Work request |
Will you write out all the entries below exactly?

Excerpts from an interface dataset |
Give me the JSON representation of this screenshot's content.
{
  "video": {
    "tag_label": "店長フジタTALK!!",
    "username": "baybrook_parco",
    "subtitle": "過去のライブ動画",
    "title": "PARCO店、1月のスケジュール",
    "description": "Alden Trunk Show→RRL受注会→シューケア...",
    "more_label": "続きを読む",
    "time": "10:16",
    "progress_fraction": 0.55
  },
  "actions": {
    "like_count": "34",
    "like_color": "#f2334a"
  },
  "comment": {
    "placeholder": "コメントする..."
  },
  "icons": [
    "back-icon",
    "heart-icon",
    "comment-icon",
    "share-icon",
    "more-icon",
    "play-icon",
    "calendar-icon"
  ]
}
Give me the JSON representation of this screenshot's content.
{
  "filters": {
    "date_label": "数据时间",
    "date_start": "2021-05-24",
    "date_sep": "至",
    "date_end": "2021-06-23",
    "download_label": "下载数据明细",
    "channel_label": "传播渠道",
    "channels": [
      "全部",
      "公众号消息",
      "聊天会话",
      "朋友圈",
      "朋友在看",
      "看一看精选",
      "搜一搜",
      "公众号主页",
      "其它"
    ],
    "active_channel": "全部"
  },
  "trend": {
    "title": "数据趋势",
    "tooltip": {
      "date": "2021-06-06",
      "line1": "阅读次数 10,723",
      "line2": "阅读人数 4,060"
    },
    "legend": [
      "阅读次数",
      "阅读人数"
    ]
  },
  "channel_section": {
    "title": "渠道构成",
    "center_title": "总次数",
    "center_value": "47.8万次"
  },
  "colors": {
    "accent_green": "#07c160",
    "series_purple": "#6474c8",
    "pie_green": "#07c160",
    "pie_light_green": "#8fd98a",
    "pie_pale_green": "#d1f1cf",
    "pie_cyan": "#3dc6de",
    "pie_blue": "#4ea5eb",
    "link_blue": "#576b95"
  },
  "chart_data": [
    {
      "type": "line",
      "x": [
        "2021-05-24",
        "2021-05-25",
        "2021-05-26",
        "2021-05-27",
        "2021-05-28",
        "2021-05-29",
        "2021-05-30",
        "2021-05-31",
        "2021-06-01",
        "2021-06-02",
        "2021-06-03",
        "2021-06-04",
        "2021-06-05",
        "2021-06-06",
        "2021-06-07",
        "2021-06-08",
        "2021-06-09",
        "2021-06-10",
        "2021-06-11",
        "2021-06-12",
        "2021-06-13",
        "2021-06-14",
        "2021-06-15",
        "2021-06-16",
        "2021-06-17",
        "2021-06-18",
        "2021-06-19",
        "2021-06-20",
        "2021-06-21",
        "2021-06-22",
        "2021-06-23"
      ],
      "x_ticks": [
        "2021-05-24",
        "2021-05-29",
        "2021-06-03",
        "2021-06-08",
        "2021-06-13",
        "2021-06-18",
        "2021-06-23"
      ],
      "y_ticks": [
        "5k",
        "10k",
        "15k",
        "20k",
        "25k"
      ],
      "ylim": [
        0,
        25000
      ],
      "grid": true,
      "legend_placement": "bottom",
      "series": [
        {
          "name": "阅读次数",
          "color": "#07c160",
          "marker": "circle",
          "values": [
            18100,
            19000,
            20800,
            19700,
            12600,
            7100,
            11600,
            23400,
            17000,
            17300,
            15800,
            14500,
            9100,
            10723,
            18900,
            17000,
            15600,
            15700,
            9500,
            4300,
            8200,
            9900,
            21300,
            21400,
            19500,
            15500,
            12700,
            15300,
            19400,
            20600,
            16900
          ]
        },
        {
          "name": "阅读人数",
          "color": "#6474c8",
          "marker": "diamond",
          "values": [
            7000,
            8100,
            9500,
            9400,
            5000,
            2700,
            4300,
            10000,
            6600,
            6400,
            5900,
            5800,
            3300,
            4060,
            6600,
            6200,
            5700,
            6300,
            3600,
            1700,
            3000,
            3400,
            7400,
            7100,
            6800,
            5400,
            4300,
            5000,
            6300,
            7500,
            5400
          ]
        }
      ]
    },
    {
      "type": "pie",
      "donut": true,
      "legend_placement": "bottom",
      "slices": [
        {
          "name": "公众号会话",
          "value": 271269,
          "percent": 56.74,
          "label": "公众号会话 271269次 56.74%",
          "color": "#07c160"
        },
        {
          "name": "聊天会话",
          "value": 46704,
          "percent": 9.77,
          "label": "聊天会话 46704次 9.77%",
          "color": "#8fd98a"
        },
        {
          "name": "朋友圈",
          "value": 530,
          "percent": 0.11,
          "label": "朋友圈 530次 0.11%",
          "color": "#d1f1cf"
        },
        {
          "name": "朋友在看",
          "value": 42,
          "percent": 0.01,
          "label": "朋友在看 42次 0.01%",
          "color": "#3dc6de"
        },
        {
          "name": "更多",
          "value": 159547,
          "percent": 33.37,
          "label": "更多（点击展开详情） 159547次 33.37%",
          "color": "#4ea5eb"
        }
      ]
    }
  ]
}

Expected output |
Give me the JSON representation of this screenshot's content.
{
  "video": {
    "tag_label": "店長フジタTALK!!",
    "username": "baybrook_parco",
    "subtitle": "過去のライブ動画",
    "title": "PARCO店、1月のスケジュール",
    "description": "Alden Trunk Show→RRL受注会→シューケア...",
    "more_label": "続きを読む",
    "time": "10:16",
    "progress_fraction": 0.55
  },
  "actions": {
    "like_count": "34",
    "like_color": "#f2334a"
  },
  "comment": {
    "placeholder": "コメントする..."
  },
  "icons": [
    "back-icon",
    "heart-icon",
    "comment-icon",
    "share-icon",
    "more-icon",
    "play-icon",
    "calendar-icon"
  ]
}
Give me the JSON representation of this screenshot's content.
{
  "filters": {
    "date_label": "数据时间",
    "date_start": "2021-05-24",
    "date_sep": "至",
    "date_end": "2021-06-23",
    "download_label": "下载数据明细",
    "channel_label": "传播渠道",
    "channels": [
      "全部",
      "公众号消息",
      "聊天会话",
      "朋友圈",
      "朋友在看",
      "看一看精选",
      "搜一搜",
      "公众号主页",
      "其它"
    ],
    "active_channel": "全部"
  },
  "trend": {
    "title": "数据趋势",
    "tooltip": {
      "date": "2021-06-06",
      "line1": "阅读次数 10,723",
      "line2": "阅读人数 4,060"
    },
    "legend": [
      "阅读次数",
      "阅读人数"
    ]
  },
  "channel_section": {
    "title": "渠道构成",
    "center_title": "总次数",
    "center_value": "47.8万次"
  },
  "colors": {
    "accent_green": "#07c160",
    "series_purple": "#6474c8",
    "pie_green": "#07c160",
    "pie_light_green": "#8fd98a",
    "pie_pale_green": "#d1f1cf",
    "pie_cyan": "#3dc6de",
    "pie_blue": "#4ea5eb",
    "link_blue": "#576b95"
  },
  "chart_data": [
    {
      "type": "line",
      "x": [
        "2021-05-24",
        "2021-05-25",
        "2021-05-26",
        "2021-05-27",
        "2021-05-28",
        "2021-05-29",
        "2021-05-30",
        "2021-05-31",
        "2021-06-01",
        "2021-06-02",
        "2021-06-03",
        "2021-06-04",
        "2021-06-05",
        "2021-06-06",
        "2021-06-07",
        "2021-06-08",
        "2021-06-09",
        "2021-06-10",
        "2021-06-11",
        "2021-06-12",
        "2021-06-13",
        "2021-06-14",
        "2021-06-15",
        "2021-06-16",
        "2021-06-17",
        "2021-06-18",
        "2021-06-19",
        "2021-06-20",
        "2021-06-21",
        "2021-06-22",
        "2021-06-23"
      ],
      "x_ticks": [
        "2021-05-24",
        "2021-05-29",
        "2021-06-03",
        "2021-06-08",
        "2021-06-13",
        "2021-06-18",
        "2021-06-23"
      ],
      "y_ticks": [
        "5k",
        "10k",
        "15k",
        "20k",
        "25k"
      ],
      "ylim": [
        0,
        25000
      ],
      "grid": true,
      "legend_placement": "bottom",
      "series": [
        {
          "name": "阅读次数",
          "color": "#07c160",
          "marker": "circle",
          "values": [
            18100,
            19000,
            20800,
            19700,
            12600,
            7100,
            11600,
            23400,
            17000,
            17300,
            15800,
            14500,
            9100,
            10723,
            18900,
            17000,
            15600,
            15700,
            9500,
            4300,
            8200,
            9900,
            21300,
            21400,
            19500,
            15500,
            12700,
            15300,
            19400,
            20600,
            16900
          ]
        },
        {
          "name": "阅读人数",
          "color": "#6474c8",
          "marker": "diamond",
          "values": [
            7000,
            8100,
            9500,
            9400,
            5000,
            2700,
            4300,
            10000,
            6600,
            6400,
            5900,
            5800,
            3300,
            4060,
            6600,
            6200,
            5700,
            6300,
            3600,
            1700,
            3000,
            3400,
            7400,
            7100,
            6800,
            5400,
            4300,
            5000,
            6300,
            7500,
            5400
          ]
        }
      ]
    },
    {
      "type": "pie",
      "donut": true,
      "legend_placement": "bottom",
      "slices": [
        {
          "name": "公众号会话",
          "value": 271269,
          "percent": 56.74,
          "label": "公众号会话 271269次 56.74%",
          "color": "#07c160"
        },
        {
          "name": "聊天会话",
          "value": 46704,
          "percent": 9.77,
          "label": "聊天会话 46704次 9.77%",
          "color": "#8fd98a"
        },
        {
          "name": "朋友圈",
          "value": 530,
          "percent": 0.11,
          "label": "朋友圈 530次 0.11%",
          "color": "#d1f1cf"
        },
        {
          "name": "朋友在看",
          "value": 42,
          "percent": 0.01,
          "label": "朋友在看 42次 0.01%",
          "color": "#3dc6de"
        },
        {
          "name": "更多",
          "value": 159547,
          "percent": 33.37,
          "label": "更多（点击展开详情） 159547次 33.37%",
          "color": "#4ea5eb"
        }
      ]
    }
  ]
}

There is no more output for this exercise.